So using that theory, I don’t know what happened in the case of the Boswells. They were too talented to pass them up! The girls sang, I could immediately tell, with a decided black influence. This is because they were taught singing from the black servants employed at their home in New Orleans. Martha was the eldest and played the piano, she later backed her sisters on many of their records. Connee started out on the cello at a very early age and also played the saxophone. Vet played the violin and banjo. Their parents were both musical and 3937 Camp Street became known throughout the neighborhood for its jam sessions. (The house is still there.)

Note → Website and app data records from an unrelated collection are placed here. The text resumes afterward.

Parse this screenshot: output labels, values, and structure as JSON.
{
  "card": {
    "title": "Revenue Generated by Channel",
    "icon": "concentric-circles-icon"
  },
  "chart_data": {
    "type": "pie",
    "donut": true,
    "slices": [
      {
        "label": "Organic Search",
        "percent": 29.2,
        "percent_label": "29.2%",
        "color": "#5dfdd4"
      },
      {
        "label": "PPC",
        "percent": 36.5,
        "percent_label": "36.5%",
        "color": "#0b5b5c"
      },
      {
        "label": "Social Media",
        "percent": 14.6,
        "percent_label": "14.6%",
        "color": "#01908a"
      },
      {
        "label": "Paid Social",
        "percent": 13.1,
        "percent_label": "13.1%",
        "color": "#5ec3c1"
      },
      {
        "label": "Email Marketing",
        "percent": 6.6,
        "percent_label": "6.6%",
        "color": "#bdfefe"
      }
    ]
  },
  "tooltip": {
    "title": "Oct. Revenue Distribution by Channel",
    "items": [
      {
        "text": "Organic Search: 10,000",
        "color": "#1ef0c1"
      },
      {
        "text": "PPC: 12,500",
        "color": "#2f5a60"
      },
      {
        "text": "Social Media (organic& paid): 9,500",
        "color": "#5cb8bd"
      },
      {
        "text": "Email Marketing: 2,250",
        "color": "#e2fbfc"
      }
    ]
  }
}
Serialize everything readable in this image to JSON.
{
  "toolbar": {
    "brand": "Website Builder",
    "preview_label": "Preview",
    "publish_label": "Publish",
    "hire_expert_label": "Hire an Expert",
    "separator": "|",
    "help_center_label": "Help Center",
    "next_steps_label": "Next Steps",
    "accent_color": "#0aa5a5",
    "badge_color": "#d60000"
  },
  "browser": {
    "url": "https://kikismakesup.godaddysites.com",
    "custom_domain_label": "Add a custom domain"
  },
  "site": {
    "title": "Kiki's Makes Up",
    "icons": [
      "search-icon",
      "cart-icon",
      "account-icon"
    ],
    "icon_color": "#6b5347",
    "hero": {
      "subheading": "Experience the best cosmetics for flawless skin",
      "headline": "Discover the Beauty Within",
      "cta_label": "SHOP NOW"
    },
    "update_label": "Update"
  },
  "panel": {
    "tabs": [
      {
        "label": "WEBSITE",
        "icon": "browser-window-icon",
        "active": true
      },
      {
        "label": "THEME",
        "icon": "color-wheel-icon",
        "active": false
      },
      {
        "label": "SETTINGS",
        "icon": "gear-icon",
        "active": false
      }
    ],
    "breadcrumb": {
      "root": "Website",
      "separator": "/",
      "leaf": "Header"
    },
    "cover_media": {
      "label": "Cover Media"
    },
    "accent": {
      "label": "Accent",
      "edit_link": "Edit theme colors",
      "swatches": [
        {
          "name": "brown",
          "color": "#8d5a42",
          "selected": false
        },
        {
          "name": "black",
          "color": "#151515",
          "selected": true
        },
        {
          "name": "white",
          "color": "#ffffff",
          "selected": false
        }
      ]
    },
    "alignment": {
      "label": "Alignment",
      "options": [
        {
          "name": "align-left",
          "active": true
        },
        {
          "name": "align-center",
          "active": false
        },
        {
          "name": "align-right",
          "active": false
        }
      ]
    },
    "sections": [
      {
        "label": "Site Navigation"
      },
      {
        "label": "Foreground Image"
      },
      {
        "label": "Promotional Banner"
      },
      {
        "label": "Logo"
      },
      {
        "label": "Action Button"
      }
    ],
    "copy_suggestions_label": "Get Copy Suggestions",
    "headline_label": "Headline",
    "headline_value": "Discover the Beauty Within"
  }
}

The girls became the child prodigies of the New Orleans Philharmonic, and their father wanted them to play only the classics. But whenever he was away they could cut loose into the jazz numbers of the day and sang in harmony. Emmett Hardy, the legendary cornetist from Gretna, (La.), heard them and urged them to leave New Orleans and strike out on their own. They did, and the rest is history. Making New York City their home base in 1931, the Boswell Sisters became known from coast to coast via radio, and became the first singing sweethearts of America. “The Boswell Sound” and”Boswell Rhythm” became new terms in the music industry. You could almost forget there was such a thing as the Depression after you head them sing “We’ve Got to Put that Sun Back in the Sky.” Hollywood beckoned and the girls appeared in three motion pictures, their first being “The Big Broadcast” (1932) in which they sang “Crazy People.” They went on two European tours in 1933 and 1925, and toured the United States with Paul Whiteman’s band. In 1936, at the peak of their fame, Martha and Vet retired in favor of marriage, leaving Connee to climb on to still greater fame as a single. Of the trio, Vet is the only survivor. Martha died July 2, 1958, and Connee passed away October 11, 1976.

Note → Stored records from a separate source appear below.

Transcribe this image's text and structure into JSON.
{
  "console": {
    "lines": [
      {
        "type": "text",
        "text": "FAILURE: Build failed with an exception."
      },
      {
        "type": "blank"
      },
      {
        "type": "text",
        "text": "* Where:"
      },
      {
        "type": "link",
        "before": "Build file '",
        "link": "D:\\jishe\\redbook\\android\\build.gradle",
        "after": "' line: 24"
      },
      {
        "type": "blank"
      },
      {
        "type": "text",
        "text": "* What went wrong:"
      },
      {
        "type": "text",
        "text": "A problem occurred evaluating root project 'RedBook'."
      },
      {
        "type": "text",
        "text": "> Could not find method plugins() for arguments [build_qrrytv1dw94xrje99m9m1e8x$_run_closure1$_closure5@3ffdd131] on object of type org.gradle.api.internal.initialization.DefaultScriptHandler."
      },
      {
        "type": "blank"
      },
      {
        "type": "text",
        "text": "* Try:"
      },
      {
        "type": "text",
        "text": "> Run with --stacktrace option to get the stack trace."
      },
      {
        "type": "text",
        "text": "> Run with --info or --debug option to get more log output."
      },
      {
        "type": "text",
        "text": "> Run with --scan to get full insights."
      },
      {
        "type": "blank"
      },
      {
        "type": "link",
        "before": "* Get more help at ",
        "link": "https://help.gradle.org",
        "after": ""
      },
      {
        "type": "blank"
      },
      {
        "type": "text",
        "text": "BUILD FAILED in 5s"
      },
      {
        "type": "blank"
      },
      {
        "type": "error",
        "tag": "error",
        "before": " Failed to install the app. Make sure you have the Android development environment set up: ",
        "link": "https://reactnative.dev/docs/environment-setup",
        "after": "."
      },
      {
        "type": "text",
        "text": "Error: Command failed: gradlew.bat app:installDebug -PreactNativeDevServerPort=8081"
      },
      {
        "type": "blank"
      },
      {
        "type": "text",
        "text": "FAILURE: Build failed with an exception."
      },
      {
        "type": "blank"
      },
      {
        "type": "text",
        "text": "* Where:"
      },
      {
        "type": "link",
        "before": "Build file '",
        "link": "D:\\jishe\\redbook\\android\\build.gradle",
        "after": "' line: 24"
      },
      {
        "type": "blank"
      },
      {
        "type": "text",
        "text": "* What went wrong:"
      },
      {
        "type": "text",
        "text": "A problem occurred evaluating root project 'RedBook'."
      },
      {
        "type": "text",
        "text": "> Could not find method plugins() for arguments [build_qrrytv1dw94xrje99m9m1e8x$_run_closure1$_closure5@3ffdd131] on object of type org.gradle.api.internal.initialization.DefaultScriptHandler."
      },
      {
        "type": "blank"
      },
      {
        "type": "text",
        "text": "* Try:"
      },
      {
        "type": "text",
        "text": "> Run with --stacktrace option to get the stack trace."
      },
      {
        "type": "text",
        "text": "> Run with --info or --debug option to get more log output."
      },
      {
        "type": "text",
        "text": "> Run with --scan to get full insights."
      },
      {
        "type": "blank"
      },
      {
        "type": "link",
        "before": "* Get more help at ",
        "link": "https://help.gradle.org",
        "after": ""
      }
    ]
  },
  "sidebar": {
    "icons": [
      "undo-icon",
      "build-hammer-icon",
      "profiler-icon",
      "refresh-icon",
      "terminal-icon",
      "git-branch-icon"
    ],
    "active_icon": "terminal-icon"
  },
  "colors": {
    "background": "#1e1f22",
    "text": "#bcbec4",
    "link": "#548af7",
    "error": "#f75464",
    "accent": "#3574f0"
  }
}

After much more research and perseverance, I made two important contacts. Through an ad in a magazine I came in contact with Dennis Yancey, a jazz pianist at Harrah’s in Lake Tahoe, Ca., who was also a Boswell enthusiast. We shared information that we had, and it was through him that I was able to find more Boswell records. My second contact was made while being home in New Orleans last November. I got in touch with Myra Menville of the New Orleans Jazz Museum and found in her a shared interest in New Orleans own Boswell Sisters. Between us, we are hopeful that we will be able to find out more on the Boswells. After all the researching I have done, there are still lots of pieces missing to the puzzle.

I have started a scrapbook on the Boswells, but it is only half full at the moment. I want to try to make as comprehensive a display of their career as possible, for it seems no one else has tried to delve into the Boswell history. When I feel I have completed my research (I am determined) I will donate the scrapbook to the Jazz Museum. For jazz buffs who hear the Boswells for the first time in 2076, and want to know more about them, then the New Orleans Jazz Museum could supply the answers. The Boswell Sound is never stale, it sounds as fresh and bubbly in 1977 as it did in 1932.

Of course this article means nothing at all unless you’ve heard the Boswells sing. All I can say is — find yourself some records and judge them for yourself. For a first-time Boswell session I recommend then Biograph album. “The Boswell Sisters, 1932 — 34.” The album is still in print, and if your record dealer doesn’t have it, it can be ordered. For those of you who do remember hearing the Boswell Sisters, the album would be a great recapturing of memories.

If I had to describe the Boswell Sisters in one word, which would be very difficult, I would have to say “original.” They were a one-of-a-kind group and no other has even come close to imitating them. The Boswell Sisters’ contribution to jazz, and popular music in general was great. Their vocal style is still being copied. They were among the first groups to deviate from the standard, straight way of singing, thus opening the way for more creativity in the music business. Martha, Connee and Vet Boswell, I salute you. Yes, you had it all right. Perfect harmony. And so much more.

Articles Written About the Sisters